(Stored dataset items)
────────────────

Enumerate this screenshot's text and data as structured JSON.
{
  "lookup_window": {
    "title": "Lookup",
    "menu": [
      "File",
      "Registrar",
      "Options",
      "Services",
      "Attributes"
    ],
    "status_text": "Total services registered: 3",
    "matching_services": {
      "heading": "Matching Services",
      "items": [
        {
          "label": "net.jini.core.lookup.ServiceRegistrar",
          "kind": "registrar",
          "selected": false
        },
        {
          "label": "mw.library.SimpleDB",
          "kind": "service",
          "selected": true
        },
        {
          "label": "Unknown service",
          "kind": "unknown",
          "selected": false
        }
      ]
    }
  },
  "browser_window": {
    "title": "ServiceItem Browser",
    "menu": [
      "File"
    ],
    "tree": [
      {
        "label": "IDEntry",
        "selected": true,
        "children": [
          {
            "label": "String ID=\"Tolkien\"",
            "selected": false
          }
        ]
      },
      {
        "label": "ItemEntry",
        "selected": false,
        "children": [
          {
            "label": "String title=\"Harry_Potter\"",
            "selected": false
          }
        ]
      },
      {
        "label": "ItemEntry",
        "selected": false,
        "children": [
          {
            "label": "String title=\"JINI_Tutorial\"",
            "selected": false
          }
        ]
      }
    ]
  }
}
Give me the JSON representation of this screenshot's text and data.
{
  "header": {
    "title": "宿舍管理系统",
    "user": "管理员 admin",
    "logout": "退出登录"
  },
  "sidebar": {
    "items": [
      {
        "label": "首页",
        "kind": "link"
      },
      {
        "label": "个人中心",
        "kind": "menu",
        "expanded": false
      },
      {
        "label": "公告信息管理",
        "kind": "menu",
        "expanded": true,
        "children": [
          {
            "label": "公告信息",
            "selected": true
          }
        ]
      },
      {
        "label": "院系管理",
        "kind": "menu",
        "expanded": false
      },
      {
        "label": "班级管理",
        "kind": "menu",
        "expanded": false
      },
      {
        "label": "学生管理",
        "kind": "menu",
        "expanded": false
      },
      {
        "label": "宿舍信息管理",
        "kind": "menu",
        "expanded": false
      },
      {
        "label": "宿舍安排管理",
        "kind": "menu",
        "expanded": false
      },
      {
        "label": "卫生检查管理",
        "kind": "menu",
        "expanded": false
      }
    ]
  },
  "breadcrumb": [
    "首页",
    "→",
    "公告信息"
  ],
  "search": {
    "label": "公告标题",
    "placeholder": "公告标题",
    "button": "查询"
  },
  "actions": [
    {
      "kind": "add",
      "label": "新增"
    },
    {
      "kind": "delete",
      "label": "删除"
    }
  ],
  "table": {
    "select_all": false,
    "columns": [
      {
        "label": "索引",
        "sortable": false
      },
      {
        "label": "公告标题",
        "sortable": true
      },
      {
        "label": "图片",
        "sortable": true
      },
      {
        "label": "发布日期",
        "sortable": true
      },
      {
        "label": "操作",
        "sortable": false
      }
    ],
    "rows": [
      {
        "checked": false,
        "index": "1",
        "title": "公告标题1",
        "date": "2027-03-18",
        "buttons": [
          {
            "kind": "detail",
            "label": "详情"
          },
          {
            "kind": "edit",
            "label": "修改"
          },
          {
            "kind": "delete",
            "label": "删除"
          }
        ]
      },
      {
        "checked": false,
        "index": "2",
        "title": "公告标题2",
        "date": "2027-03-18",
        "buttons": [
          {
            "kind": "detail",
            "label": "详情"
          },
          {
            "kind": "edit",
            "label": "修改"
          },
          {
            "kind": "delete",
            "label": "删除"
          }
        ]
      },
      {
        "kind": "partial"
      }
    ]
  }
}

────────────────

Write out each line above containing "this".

Enumerate this screenshot's text and data as structured JSON.
Give me the JSON representation of this screenshot's text and data.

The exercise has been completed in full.